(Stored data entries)
● ● ● ● ●

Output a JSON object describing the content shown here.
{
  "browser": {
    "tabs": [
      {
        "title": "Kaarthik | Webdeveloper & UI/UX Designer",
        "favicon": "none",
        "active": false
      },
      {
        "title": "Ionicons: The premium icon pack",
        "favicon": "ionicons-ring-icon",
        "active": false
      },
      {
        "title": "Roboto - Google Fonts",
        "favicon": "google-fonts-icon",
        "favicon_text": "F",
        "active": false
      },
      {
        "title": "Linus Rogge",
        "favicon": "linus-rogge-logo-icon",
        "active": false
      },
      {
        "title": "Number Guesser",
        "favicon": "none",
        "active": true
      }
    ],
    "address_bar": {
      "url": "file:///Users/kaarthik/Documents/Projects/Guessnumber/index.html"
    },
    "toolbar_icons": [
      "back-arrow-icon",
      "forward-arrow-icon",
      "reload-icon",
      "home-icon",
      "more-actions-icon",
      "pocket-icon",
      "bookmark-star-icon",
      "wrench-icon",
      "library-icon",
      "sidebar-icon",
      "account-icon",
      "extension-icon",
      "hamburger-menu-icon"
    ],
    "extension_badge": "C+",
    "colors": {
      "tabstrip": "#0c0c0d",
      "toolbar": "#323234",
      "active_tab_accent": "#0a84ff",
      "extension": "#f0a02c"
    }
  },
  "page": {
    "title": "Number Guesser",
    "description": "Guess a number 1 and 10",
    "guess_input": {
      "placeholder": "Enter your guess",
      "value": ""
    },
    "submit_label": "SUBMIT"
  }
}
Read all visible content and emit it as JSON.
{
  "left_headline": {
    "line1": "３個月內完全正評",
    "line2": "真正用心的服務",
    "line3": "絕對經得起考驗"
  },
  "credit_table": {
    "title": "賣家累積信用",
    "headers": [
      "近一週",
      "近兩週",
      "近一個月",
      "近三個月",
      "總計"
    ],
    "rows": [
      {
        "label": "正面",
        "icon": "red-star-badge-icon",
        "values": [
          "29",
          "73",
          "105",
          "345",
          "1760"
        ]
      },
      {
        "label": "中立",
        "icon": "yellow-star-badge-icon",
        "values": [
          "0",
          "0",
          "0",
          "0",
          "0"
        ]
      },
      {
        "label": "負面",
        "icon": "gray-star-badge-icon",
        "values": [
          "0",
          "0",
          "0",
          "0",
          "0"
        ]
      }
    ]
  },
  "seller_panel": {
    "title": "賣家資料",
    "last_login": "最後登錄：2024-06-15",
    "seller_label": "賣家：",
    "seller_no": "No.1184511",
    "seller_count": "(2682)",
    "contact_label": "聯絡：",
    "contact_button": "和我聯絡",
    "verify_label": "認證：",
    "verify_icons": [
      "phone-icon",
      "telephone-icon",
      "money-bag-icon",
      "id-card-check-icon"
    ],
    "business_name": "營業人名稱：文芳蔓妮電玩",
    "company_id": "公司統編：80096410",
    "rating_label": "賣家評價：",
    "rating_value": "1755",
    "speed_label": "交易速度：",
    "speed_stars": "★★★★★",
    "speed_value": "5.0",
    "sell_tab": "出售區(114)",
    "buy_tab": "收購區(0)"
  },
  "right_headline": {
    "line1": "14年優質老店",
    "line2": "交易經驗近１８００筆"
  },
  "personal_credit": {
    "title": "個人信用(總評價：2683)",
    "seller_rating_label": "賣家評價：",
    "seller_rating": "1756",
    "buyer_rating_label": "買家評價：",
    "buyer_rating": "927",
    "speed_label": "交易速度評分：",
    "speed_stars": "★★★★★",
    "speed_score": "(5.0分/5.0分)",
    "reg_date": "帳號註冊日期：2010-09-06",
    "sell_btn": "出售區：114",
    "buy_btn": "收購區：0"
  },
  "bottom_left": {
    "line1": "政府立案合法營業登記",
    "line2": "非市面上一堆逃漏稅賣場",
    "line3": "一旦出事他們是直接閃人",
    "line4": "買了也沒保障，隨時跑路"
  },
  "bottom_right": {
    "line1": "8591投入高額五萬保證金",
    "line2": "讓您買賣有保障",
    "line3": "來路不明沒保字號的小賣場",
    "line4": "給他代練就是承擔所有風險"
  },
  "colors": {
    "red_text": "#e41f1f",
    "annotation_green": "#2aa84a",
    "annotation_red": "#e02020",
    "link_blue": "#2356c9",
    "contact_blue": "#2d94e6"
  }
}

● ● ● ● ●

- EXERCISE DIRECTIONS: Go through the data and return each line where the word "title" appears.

- RESPONSE FOR THIS EXERCISE:
        "title": "Kaarthik | Webdeveloper & UI/UX Designer",
        "title": "Ionicons: The premium icon pack",
        "title": "Roboto - Google Fonts",
        "title": "Linus Rogge",
        "title": "Number Guesser",
    "title": "Number Guesser",
    "title": "賣家累積信用",
    "title": "賣家資料",
    "title": "個人信用(總評價：2683)",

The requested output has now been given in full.